Where’s the strikezone? – Ankiel may have suffered flashbacks had he watched any of the Yankees/Blue Jays series this week. Several pitchers were missing the strikezone by a fair distance, although this wasn’t a case of erratic control. No, they were putting the ball exactly where they wanted it: straight in the direction of the batter. A feud has been building between the two clubs since A-Rod’s schoolboy shout caused the Jays to drop a pop-up in a game earlier this season. Josh Towers hit A-Rod in the leg on Tuesday (this followed a failed attempt from the day before) and Roger Clemens retaliated by nailing Alex Rios square in the back. You have to feel a bit sorry for Rios: there’s a bit of a difference between Josh “tough as tissue” Towers throwing at you and Roger “the Rocket” Clemens! The latter received a five-game suspension while Towers just received a fine, although I guess that’s a fair reflection on the potential damage the two could have caused.

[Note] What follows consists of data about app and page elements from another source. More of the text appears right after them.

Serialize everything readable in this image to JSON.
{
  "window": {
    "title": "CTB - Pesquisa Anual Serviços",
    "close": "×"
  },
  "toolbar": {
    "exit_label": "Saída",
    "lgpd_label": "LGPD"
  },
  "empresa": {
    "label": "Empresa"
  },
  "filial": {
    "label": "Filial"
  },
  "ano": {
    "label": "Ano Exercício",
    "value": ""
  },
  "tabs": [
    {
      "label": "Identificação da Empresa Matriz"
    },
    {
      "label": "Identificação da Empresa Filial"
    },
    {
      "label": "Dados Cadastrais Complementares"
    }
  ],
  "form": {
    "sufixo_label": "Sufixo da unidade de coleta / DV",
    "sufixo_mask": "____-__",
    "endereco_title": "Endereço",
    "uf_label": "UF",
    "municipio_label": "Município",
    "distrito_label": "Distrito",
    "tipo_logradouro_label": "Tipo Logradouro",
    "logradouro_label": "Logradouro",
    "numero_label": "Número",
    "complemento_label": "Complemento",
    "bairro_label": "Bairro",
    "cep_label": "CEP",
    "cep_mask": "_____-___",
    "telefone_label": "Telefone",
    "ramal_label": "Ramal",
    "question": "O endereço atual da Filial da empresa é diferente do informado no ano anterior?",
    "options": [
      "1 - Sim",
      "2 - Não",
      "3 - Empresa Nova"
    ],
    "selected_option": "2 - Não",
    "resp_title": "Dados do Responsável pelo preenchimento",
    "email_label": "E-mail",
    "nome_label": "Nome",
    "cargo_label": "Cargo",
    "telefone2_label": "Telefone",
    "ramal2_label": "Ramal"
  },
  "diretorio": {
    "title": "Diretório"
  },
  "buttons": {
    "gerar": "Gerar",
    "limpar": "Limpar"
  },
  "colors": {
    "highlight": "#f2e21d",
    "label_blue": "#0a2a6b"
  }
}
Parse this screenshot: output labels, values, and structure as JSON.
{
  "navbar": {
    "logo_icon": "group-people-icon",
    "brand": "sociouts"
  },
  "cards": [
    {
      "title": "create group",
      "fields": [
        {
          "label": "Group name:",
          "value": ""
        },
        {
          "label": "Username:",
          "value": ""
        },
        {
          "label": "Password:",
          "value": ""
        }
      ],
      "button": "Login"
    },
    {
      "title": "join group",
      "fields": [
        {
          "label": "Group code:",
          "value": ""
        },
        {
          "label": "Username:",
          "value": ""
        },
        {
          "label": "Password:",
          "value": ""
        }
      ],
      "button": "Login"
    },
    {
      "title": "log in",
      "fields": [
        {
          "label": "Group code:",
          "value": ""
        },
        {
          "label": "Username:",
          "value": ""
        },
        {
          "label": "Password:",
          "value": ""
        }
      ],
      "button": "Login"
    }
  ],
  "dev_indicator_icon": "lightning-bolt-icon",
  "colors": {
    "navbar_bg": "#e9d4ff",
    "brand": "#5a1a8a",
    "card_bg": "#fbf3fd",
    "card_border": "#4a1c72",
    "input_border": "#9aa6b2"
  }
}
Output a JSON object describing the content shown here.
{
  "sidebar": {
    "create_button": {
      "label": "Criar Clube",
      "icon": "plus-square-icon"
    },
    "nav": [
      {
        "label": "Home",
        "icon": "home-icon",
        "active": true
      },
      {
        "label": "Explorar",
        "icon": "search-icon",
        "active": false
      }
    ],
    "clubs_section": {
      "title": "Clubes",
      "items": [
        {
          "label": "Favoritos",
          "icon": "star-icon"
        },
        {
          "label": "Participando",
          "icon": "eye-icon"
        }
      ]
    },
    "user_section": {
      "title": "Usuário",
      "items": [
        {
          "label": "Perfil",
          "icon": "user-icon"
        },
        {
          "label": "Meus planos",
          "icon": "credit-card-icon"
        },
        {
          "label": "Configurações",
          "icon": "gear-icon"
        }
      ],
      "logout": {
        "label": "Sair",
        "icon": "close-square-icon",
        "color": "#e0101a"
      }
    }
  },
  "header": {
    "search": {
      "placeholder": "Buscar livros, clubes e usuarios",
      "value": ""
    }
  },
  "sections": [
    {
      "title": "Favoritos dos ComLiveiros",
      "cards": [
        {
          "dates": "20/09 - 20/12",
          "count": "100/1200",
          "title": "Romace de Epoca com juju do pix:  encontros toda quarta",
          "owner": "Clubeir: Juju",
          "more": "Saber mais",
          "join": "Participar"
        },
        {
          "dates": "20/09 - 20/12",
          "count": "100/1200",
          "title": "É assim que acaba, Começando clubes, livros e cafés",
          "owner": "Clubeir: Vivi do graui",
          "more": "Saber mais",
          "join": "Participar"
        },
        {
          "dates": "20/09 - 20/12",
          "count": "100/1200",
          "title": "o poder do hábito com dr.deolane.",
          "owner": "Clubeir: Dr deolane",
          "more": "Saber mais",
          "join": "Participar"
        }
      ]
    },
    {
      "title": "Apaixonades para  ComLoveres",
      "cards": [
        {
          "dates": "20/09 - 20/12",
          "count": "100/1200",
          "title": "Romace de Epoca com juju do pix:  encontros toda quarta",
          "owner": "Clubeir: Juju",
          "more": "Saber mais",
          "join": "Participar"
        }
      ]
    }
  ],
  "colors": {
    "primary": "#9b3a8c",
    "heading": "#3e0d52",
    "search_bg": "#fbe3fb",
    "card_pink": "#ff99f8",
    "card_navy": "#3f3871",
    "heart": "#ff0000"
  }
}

Beware: a moose is loose (on an ATV) – Finally, if bad blood still exists between the two AL East rivals, let’s hope the events at Seattle haven’t given them any ideas for the next round of retaliation. Coco Crisp nearly became Coco Crushed on Sunday after failing to look both ways when taking the field at Safeco. To be fair, he probably didn’t expect the Mariner Moose to be hurtling past on an ATV! The Moose clipped Crisp as he went past and thankfully it didn’t cause any damage to the ATV (Crisp was okay as well). No doubt the lawsuit is in the post though.